So we might think the head coach of the mighty little Red Wings would be tired of hearing about this famous duel, but he was the first to utter the words “Patrick” and “Roy,” shortly before his team lost 4-0. Losing to the Adirondack Wings in the Quebec Pee-Wee Championship on Monday.
“I didn't want my wife [Jenna] “There was a lot of animosity,” the former goalie said, when asked specifically about the rivalry between the city that welcomed the Nordiques after their departure from Quebec, and Detroit. “When we attended the games between our two teams, there was a lot of animosity.”
He continued: “Neither my mother.” She had to go there once, but I ended up fighting with Patrick Roy in the previous match… Moreover, I know he led the Remparts here for a long time.
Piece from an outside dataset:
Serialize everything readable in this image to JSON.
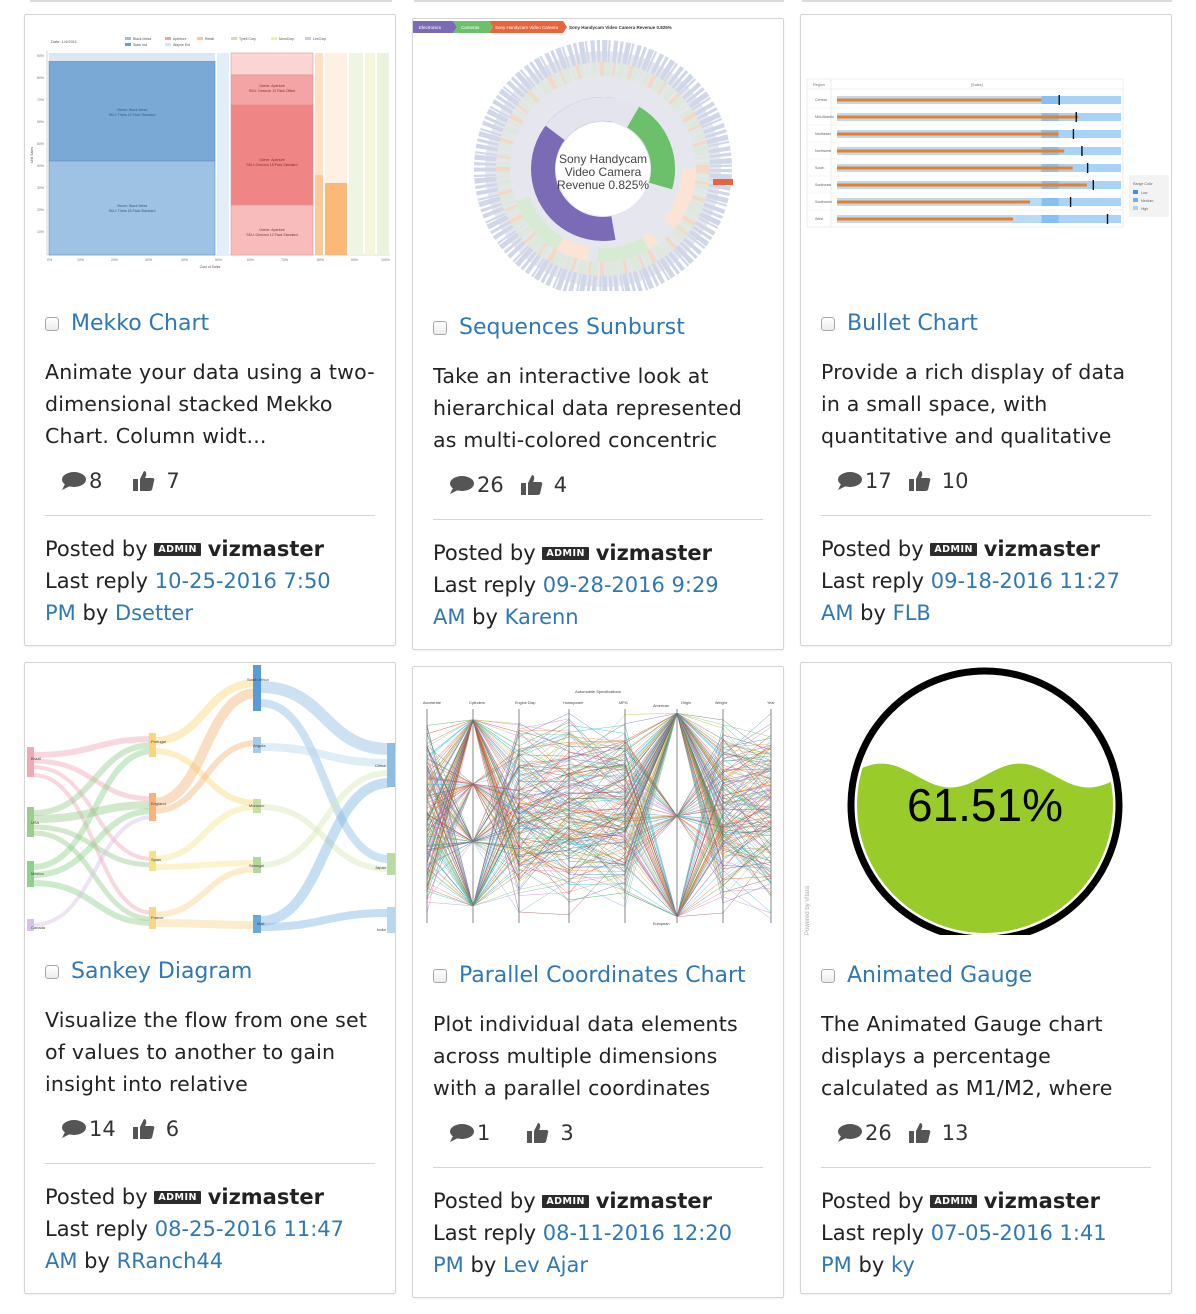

A photo of the signature
For those wondering: The two men buried the hatchet long ago. Osgood wouldn't go so far as to say they “became friends,” but the two goalkeepers have had some opportunities to speak since then.
Particularly in 2013, when Osgood interviewed Roy for Bally Sports Detroit, at a time when the four-time Stanley Cup goaltender was leading the Avalanche.
The interview in English is available here
He added: “We were fierce competitors, but our relationship developed over time.” We've also spoken on a few occasions since this interview.
He praised him, saying: “He is one of the best goalkeepers ever.”
And Osgood has a small request from Roy. But no, this is not revenge!
He even has a picture he would like to sign if the opportunity arises. “Maybe in New York one day!” He added, smiling.
“Good for hockey”
Of course, the Red Wings' young head coach has heard a lot about this battle since he set foot in Quebec a few days ago.
“I love it,” he confirms. It's part of people's memories, and I love meeting people and talking to them. He was good at hockey.”
Chris Osgood hadn't set foot in Quebec since his only encounter against the Nordiques, in 1993. But the former Red Wings goaltender well remembered that game Monday at Coliseum-Pepsi Arena, just a few steps from the Videotron Centre.
“I was 20,” he says. I was nervous! I didn't get a chance to visit at the time, but I always wanted to come back here. I'm Canadian, so I love it. I'm having a really good time.”
“It was only my second match [à l’étranger]Adds Osgood, now 51 years old. The first was against the Maple Leafs. So that was huge for me! They had Joe Sakic, and the goalie was Jocelyn Thibault.
At that time, he had no idea that many members of this franchise would become his arch enemies once they arrived in Colorado. He was also a long way from imagining that he would return to Quebec, nearly 30 years later, to lead a “Pee Wee” version of the Red Wings.
Detroit in the heart
But it's clear that Ozzie and Detroit have built a great love story from his 13 seasons with the Wings, and since his son Max – a defenseman – is part of the Red Wings Jr. program, he wouldn't turn down the opportunity to lead a team wearing jerseys. Embroidered with the famous red wing.
Nor catch an octopus on the ice, as that Red Wings tradition carries over to the Pee-Wee Championship.
“I wanted to give back to hockey,” he explains. I've been in Detroit for 31 years, and I'm thrilled to be leading these boys who are proud to represent the city.